(Entries from a dataset of interfaces)
╭──

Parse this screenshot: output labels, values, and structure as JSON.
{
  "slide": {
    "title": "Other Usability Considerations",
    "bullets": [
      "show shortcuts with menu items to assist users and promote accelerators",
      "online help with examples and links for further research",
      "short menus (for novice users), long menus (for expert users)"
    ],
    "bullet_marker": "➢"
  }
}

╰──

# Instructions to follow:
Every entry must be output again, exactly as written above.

# Answer for the task:
Parse this screenshot: output labels, values, and structure as JSON.
{
  "slide": {
    "title": "Other Usability Considerations",
    "bullets": [
      "show shortcuts with menu items to assist users and promote accelerators",
      "online help with examples and links for further research",
      "short menus (for novice users), long menus (for expert users)"
    ],
    "bullet_marker": "➢"
  }
}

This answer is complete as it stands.